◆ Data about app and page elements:
++++++++

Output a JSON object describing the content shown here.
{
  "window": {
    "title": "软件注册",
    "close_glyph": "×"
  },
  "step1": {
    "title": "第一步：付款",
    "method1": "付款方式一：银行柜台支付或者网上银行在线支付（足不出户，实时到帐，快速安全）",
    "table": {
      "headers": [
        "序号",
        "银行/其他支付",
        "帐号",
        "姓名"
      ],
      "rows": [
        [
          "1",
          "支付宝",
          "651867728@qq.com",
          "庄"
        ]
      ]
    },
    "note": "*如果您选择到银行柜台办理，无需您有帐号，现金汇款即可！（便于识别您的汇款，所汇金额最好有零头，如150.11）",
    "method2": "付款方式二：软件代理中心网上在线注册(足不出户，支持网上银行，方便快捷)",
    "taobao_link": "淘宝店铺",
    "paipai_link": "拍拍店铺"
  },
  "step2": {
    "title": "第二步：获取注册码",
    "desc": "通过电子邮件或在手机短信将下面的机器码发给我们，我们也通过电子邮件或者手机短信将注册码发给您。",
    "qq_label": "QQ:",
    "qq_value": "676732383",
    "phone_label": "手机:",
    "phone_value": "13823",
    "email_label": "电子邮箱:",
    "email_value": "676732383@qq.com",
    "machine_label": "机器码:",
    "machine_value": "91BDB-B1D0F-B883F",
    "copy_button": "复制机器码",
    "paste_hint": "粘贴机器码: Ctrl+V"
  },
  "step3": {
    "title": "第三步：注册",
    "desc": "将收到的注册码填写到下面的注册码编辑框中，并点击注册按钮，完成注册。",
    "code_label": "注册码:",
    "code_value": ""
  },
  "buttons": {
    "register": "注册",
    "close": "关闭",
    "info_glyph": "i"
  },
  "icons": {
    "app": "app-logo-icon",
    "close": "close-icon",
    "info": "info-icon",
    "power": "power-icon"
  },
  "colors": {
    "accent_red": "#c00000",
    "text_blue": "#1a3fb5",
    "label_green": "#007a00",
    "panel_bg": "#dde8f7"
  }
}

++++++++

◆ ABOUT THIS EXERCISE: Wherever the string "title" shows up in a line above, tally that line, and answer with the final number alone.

◆ WRITTEN REPLY: 4